The Abu Dhabi company has had a stake in OMV since 1994. Together they control plastics maker Borealis A/S, which owns an Abu Dhabi petrochemical plant, the biggest in the United Arab Emirates. In 2007 they agreed to jointly explore for oil and gas in the Middle East, the Caspian region and Northern Africa.
Korea, Japan, Pakistan
IPIC also owns stakes of 70 percent in Hyundai Oilbank Co., a Korean oil refining and marketing company, 30 percent each in Gulf Energy Maritime PJSC, based in the United Arab Emirates, and Pak Arab Refinery Ltd. of Pakistan, and 20 percent in both Japanese refiner Cosmo Oil Co. Ltd. and Oman Polypropylene LLC.
IPIC will also target non-energy assets through its new unit Aabar Investments PJSC, al-Qubaisi said last month, adding renewable energy will represent up to 10 percent of IPC’s portfolio.

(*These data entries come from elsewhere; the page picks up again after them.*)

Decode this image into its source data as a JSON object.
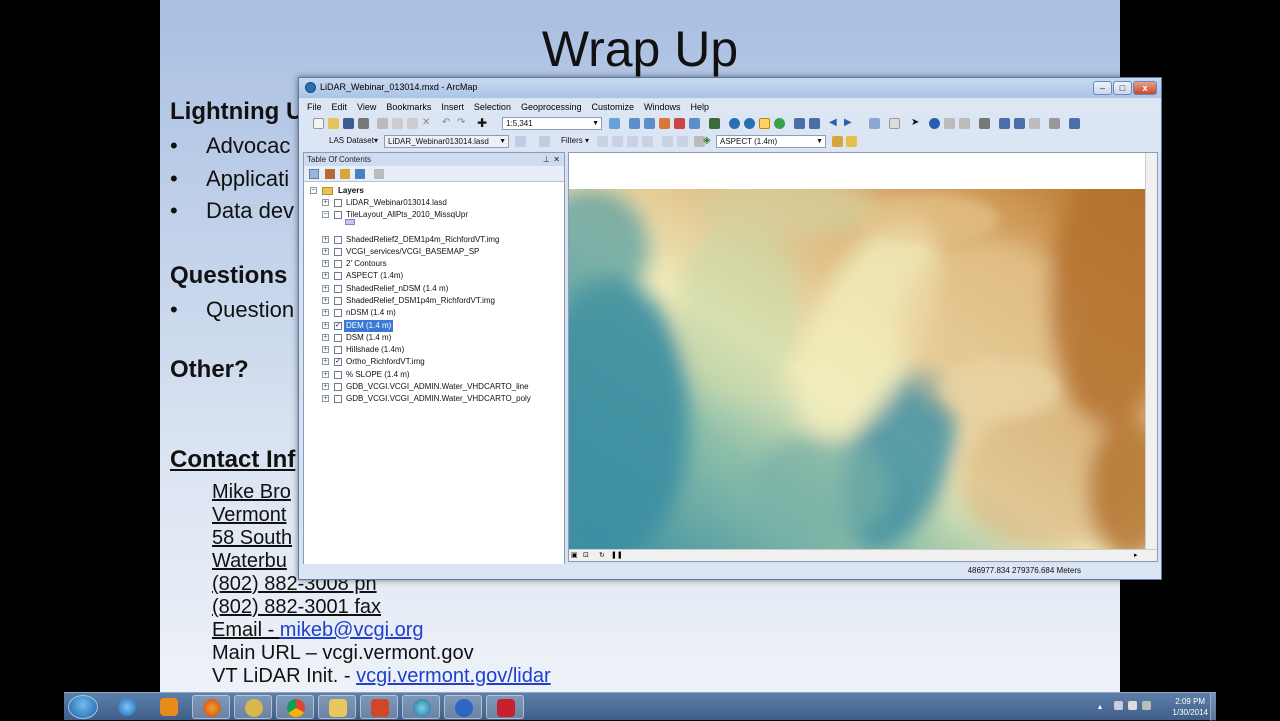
{
  "slide": {
    "title": "Wrap Up",
    "sections": {
      "lightning": "Lightning U",
      "questions": "Questions",
      "other": "Other?",
      "contact": "Contact Inf"
    },
    "bullets_lightning": [
      "Advocac",
      "Applicati",
      "Data dev"
    ],
    "bullets_questions": [
      "Question"
    ],
    "contact_lines": [
      "Mike Bro",
      "Vermont",
      "58 South",
      "Waterbu",
      "(802) 882-3008 ph",
      "(802) 882-3001 fax"
    ],
    "email_label": "Email - ",
    "email_link": "mikeb@vcgi.org",
    "main_url": "Main URL – vcgi.vermont.gov",
    "lidar_label": "VT LiDAR Init.  - ",
    "lidar_link": "vcgi.vermont.gov/lidar"
  },
  "window": {
    "title": "LiDAR_Webinar_013014.mxd - ArcMap",
    "min": "–",
    "max": "□",
    "close": "x"
  },
  "menu": [
    "File",
    "Edit",
    "View",
    "Bookmarks",
    "Insert",
    "Selection",
    "Geoprocessing",
    "Customize",
    "Windows",
    "Help"
  ],
  "toolbar": {
    "scale_value": "1:5,341",
    "las_dataset_label": "LAS Dataset",
    "las_dataset_value": "LiDAR_Webinar013014.lasd",
    "filters_label": "Filters",
    "layer_dropdown_value": "ASPECT (1.4m)"
  },
  "toc": {
    "title": "Table Of Contents",
    "root": "Layers",
    "layers": [
      {
        "name": "LiDAR_Webinar013014.lasd",
        "checked": false,
        "expander": "+"
      },
      {
        "name": "TileLayout_AllPts_2010_MissqUpr",
        "checked": false,
        "expander": "−"
      },
      {
        "name": "ShadedRelief2_DEM1p4m_RichfordVT.img",
        "checked": false,
        "expander": "+"
      },
      {
        "name": "VCGI_services/VCGI_BASEMAP_SP",
        "checked": false,
        "expander": "+"
      },
      {
        "name": "2' Contours",
        "checked": false,
        "expander": "+"
      },
      {
        "name": "ASPECT (1.4m)",
        "checked": false,
        "expander": "+"
      },
      {
        "name": "ShadedRelief_nDSM (1.4 m)",
        "checked": false,
        "expander": "+"
      },
      {
        "name": "ShadedRelief_DSM1p4m_RichfordVT.img",
        "checked": false,
        "expander": "+"
      },
      {
        "name": "nDSM (1.4 m)",
        "checked": false,
        "expander": "+"
      },
      {
        "name": "DEM (1.4 m)",
        "checked": true,
        "expander": "+",
        "selected": true
      },
      {
        "name": "DSM (1.4 m)",
        "checked": false,
        "expander": "+"
      },
      {
        "name": "Hillshade (1.4m)",
        "checked": false,
        "expander": "+"
      },
      {
        "name": "Ortho_RichfordVT.img",
        "checked": true,
        "expander": "+"
      },
      {
        "name": "% SLOPE (1.4 m)",
        "checked": false,
        "expander": "+"
      },
      {
        "name": "GDB_VCGI.VCGI_ADMIN.Water_VHDCARTO_line",
        "checked": false,
        "expander": "+"
      },
      {
        "name": "GDB_VCGI.VCGI_ADMIN.Water_VHDCARTO_poly",
        "checked": false,
        "expander": "+"
      }
    ]
  },
  "status": {
    "coordinates": "486977.834  279376.684 Meters"
  },
  "taskbar": {
    "time": "2:09 PM",
    "date": "1/30/2014",
    "apps": [
      "ie-icon",
      "media-player-icon",
      "firefox-icon",
      "paint-icon",
      "chrome-icon",
      "explorer-icon",
      "powerpoint-icon",
      "arcmap-icon",
      "snowflake-icon",
      "mcafee-icon"
    ]
  },
  "colors": {
    "dem_low": "#3f8ea0",
    "dem_mid": "#f4eeb8",
    "dem_high": "#b5742c",
    "selection": "#3a7ad6",
    "link": "#1f3fcc"
  }
}
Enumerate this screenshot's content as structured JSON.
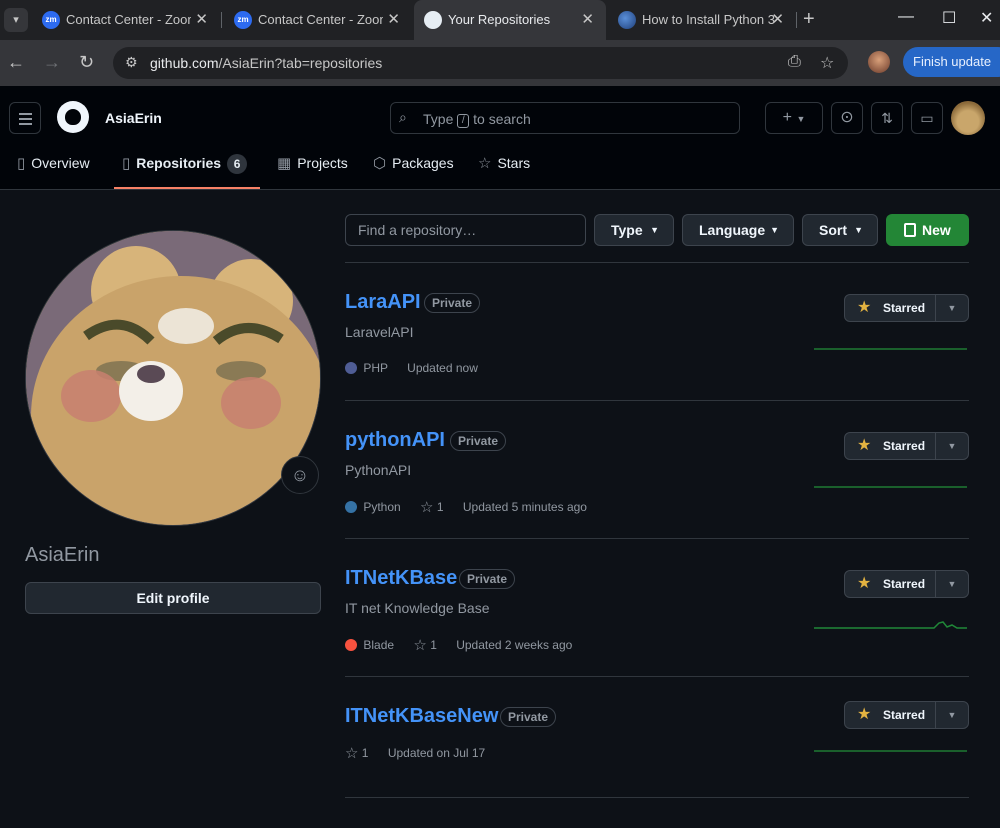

Nova lost $214 million in the fourth quarter as sales tumbled 36 percent, the biggest decline in eight years, because of weak demand and plunging prices for plastic resins such as polyethylene, used in bags, bottles and packaging.
Nova’s credit rating was reduced this month by Moody’s Investors Service and Standard & Poor’s amid concern the company wouldn’t be able to obtain the financing required by lenders. S&P rates Nova corporate debt CCC+, seven levels below investment grade, and Moody’s rates the company B2, five levels below investment grade.
Chief Operating Officer Chris Pappas will remain with Nova and become chief executive officer as planned with the May 1 retirement of Lipton, Nova said.
Torys LLP and Clifford Chance are acting as legal advisers to IPIC. UBS Investment Bank and RBC Capital Markets are acting as financial advisers to Nova, and legal advisers are Osler, Hoskin & Harcourt LLP and Wachtell Lipton, Rosen & Katz.
Last Updated: February 24, 2009 05:24 EST (Update 2)
Source - www.bloomberg.com, Bloomberg Press